Ensemble dancers Sandra Kaufmann and Ariel Bonilla stood out for their passion and determination. To watch Kaufmann, who I wish would dance soloist roles, is to see everything in place. She not only moves with confidence and poise but knows where to direct her gaze and how to place her head.
Of the senior men, Tadej Brdnik and Martin Lofsnes improved with each performance, repeating less of what they were taught and moving instead from their guts.
Brimming with passion, Crockett, a big, lush dancer, was the season’s star. She’s the antithesis of the Graham body type, but, like all the great ones before her, she treats the movement with devotion. She’s improved tremendously from past seasons, letting go of the tension that used to plague her upper body. She has attained a certain amount of calm; as a performer, she now trusts herself to be vulnerable without sacrificing power. As the PioneerWoman in Appalachian Spring-a part that could have been created especially for her-she was breathtaking. Next time around, I want to see her as the Bride.
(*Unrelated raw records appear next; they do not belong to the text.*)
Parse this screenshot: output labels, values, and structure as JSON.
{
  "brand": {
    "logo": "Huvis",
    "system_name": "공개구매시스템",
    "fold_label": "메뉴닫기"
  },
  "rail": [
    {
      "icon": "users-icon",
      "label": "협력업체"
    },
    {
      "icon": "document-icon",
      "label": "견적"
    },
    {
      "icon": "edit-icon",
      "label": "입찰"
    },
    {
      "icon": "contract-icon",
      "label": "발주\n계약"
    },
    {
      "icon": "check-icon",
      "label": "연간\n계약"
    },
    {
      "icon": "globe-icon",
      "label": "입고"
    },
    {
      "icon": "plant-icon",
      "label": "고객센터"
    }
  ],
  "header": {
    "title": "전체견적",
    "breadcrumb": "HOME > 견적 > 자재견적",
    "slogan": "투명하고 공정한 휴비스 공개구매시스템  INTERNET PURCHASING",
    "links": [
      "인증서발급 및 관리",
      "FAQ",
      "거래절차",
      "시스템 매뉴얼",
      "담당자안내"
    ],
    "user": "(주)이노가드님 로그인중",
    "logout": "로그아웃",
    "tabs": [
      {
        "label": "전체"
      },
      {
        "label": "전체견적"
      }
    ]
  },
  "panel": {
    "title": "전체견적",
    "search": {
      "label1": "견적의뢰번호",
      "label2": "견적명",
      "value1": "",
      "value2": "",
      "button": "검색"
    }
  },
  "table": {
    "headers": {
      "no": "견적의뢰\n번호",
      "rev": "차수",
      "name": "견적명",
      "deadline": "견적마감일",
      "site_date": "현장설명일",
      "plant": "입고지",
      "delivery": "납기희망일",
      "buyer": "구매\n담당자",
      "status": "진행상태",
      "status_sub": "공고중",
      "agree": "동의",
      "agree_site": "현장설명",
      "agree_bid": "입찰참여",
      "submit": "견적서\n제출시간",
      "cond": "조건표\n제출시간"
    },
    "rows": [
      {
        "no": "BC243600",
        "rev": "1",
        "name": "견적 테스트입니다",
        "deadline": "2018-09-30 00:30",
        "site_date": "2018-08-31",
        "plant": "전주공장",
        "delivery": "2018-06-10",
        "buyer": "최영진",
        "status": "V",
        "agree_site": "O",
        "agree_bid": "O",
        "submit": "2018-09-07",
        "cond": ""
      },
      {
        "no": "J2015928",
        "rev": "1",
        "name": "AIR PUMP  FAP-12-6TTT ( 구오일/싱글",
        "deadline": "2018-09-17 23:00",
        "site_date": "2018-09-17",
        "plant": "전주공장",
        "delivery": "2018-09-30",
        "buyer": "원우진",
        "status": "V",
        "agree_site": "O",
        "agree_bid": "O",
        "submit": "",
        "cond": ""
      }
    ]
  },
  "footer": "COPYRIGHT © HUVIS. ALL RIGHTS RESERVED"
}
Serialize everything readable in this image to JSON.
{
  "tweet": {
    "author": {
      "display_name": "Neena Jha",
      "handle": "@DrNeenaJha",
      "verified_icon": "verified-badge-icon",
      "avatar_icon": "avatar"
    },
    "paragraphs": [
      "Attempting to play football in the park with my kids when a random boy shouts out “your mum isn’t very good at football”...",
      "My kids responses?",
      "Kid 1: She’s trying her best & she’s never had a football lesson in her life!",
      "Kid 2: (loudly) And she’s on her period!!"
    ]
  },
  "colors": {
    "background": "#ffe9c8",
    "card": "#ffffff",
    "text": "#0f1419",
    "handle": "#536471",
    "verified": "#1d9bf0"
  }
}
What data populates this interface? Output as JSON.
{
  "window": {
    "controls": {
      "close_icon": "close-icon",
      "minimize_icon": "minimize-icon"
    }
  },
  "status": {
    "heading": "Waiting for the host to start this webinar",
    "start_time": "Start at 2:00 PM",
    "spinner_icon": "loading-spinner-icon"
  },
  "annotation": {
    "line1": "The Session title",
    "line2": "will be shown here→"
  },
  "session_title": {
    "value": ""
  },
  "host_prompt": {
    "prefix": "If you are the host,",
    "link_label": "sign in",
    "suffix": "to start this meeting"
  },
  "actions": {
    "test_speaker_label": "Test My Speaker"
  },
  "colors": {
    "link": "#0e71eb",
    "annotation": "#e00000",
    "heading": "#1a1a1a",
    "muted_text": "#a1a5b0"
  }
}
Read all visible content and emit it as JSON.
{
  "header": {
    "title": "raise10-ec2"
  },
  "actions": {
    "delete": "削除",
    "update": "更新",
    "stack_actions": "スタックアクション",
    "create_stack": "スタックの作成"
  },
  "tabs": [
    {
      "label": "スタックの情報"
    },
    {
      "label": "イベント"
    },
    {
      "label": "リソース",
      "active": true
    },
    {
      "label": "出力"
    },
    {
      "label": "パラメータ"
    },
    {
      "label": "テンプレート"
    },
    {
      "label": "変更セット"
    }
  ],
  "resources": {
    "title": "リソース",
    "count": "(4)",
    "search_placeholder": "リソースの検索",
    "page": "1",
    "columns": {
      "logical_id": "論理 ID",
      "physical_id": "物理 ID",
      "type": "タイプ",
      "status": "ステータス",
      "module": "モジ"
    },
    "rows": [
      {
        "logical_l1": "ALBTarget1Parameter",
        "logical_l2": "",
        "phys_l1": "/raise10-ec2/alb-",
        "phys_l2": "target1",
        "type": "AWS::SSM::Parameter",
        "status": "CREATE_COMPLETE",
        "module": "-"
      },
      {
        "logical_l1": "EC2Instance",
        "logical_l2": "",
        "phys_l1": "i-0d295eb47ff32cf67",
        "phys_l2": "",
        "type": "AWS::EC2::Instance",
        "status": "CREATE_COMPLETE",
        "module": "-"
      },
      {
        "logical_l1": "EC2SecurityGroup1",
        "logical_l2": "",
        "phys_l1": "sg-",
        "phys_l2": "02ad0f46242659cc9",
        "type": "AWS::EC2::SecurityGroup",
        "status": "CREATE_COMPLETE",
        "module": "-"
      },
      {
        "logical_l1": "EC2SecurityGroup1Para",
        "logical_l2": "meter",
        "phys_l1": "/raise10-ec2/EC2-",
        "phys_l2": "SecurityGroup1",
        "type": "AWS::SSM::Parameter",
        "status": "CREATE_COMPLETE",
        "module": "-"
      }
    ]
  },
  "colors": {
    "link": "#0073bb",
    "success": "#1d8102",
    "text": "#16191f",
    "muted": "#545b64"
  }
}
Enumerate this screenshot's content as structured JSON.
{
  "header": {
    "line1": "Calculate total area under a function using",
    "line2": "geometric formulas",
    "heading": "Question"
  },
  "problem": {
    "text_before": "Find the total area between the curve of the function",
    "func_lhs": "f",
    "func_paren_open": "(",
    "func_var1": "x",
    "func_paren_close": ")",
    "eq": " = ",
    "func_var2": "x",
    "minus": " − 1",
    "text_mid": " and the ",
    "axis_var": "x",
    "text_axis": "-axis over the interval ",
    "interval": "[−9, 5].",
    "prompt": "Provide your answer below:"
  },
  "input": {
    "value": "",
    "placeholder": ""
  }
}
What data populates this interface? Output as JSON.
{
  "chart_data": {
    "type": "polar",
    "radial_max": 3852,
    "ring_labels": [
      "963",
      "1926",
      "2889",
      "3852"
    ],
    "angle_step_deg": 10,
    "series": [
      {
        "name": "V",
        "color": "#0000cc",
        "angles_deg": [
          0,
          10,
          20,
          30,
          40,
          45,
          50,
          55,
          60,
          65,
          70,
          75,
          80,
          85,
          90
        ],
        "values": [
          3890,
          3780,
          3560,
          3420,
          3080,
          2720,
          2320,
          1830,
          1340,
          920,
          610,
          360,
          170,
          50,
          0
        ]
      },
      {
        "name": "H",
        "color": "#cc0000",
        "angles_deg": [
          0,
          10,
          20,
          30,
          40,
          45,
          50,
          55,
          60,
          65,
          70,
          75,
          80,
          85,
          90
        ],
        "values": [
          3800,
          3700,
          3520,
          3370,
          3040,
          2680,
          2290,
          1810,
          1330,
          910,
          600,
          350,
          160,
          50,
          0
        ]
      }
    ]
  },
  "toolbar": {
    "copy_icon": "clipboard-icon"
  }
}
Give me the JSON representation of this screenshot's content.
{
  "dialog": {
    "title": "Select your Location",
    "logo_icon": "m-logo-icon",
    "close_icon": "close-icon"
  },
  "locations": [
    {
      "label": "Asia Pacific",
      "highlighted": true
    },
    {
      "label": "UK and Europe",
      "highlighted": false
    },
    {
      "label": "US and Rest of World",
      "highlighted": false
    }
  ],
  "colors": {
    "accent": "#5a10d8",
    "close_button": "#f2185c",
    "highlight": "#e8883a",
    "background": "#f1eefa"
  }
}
None of these dancers (they tried!) could save Acts of Light, which was performed frequently and never without glaring mistakes. A glitzy work in which the dancers wear gold unitards by Halston, the final section, “Ritual to the Sun,” brings Graham’s classroom exercises to life on the stage. That joyous celebration is meant to feature the Graham technique performed in shimmering unison. Night after night, it looked more like improvisation, the dancers in the front glancing sideways to see if it was time to change positions. In essence, a piece that should have been easy and fun actually looked hard. I saw wobbly inner thighs, weak attitudes, and, across the board, faulty centers. Roél, a principal dancer, fumbled his way through the “Conversation of Lovers” on two occasions; in one, poor Elizabeth Auclair practically had to romance herself.
All these inconsistencies and mistakes didn’t kill Graham for me; I wanted more. Dancers only improve by dancing, not so much in class, but onstage. And anyway, the biggest mistake wasn’t made onstage, but in the audience. Where were the so-called downtown dancers, the ones you see religiously attending concerts by Merce Cunningham? Over and over, I was stunned by Graham’s inventiveness of character, her way of solving spatial problems-she’s not just a choreographer to appreciate for historical purposes, but also a teacher, for dancers and audiences alike. And I think she would be pleased to know that, even after all these years, her company is still a verb.
Gia Kourlas is the dance editor of Time Out New York.